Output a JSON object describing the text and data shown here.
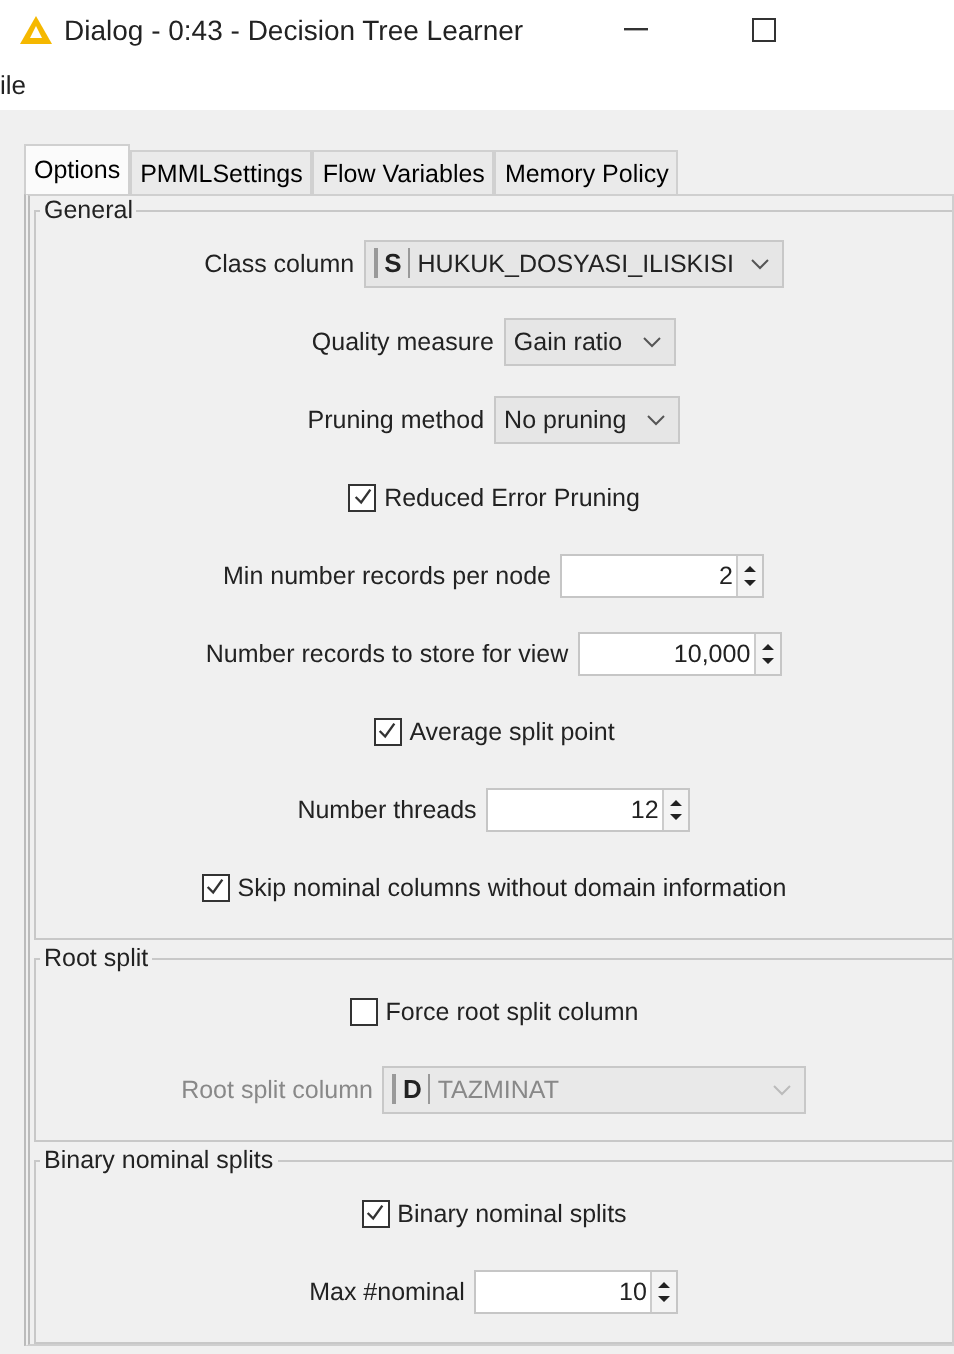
{
  "window": {
    "title": "Dialog - 0:43 - Decision Tree Learner"
  },
  "menu": [
    "ile"
  ],
  "tabs": [
    {
      "label": "Options",
      "selected": true
    },
    {
      "label": "PMMLSettings",
      "selected": false
    },
    {
      "label": "Flow Variables",
      "selected": false
    },
    {
      "label": "Memory Policy",
      "selected": false
    }
  ],
  "sections": [
    {
      "title": "General",
      "rows": [
        {
          "kind": "combo",
          "label": "Class column",
          "type_badge": "S",
          "value": "HUKUK_DOSYASI_ILISKISI",
          "disabled": false
        },
        {
          "kind": "combo",
          "label": "Quality measure",
          "value": "Gain ratio",
          "disabled": false
        },
        {
          "kind": "combo",
          "label": "Pruning method",
          "value": "No pruning",
          "disabled": false
        },
        {
          "kind": "checkbox",
          "label": "Reduced Error Pruning",
          "checked": true
        },
        {
          "kind": "spinner",
          "label": "Min number records per node",
          "value": "2"
        },
        {
          "kind": "spinner",
          "label": "Number records to store for view",
          "value": "10,000"
        },
        {
          "kind": "checkbox",
          "label": "Average split point",
          "checked": true
        },
        {
          "kind": "spinner",
          "label": "Number threads",
          "value": "12"
        },
        {
          "kind": "checkbox",
          "label": "Skip nominal columns without domain information",
          "checked": true
        }
      ]
    },
    {
      "title": "Root split",
      "rows": [
        {
          "kind": "checkbox",
          "label": "Force root split column",
          "checked": false
        },
        {
          "kind": "combo",
          "label": "Root split column",
          "type_badge": "D",
          "value": "TAZMINAT",
          "disabled": true
        }
      ]
    },
    {
      "title": "Binary nominal splits",
      "rows": [
        {
          "kind": "checkbox",
          "label": "Binary nominal splits",
          "checked": true
        },
        {
          "kind": "spinner",
          "label": "Max #nominal",
          "value": "10"
        }
      ]
    }
  ]
}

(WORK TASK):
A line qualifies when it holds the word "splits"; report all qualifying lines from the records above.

(THE ANSWER):
      "title": "Binary nominal splits",
          "label": "Binary nominal splits",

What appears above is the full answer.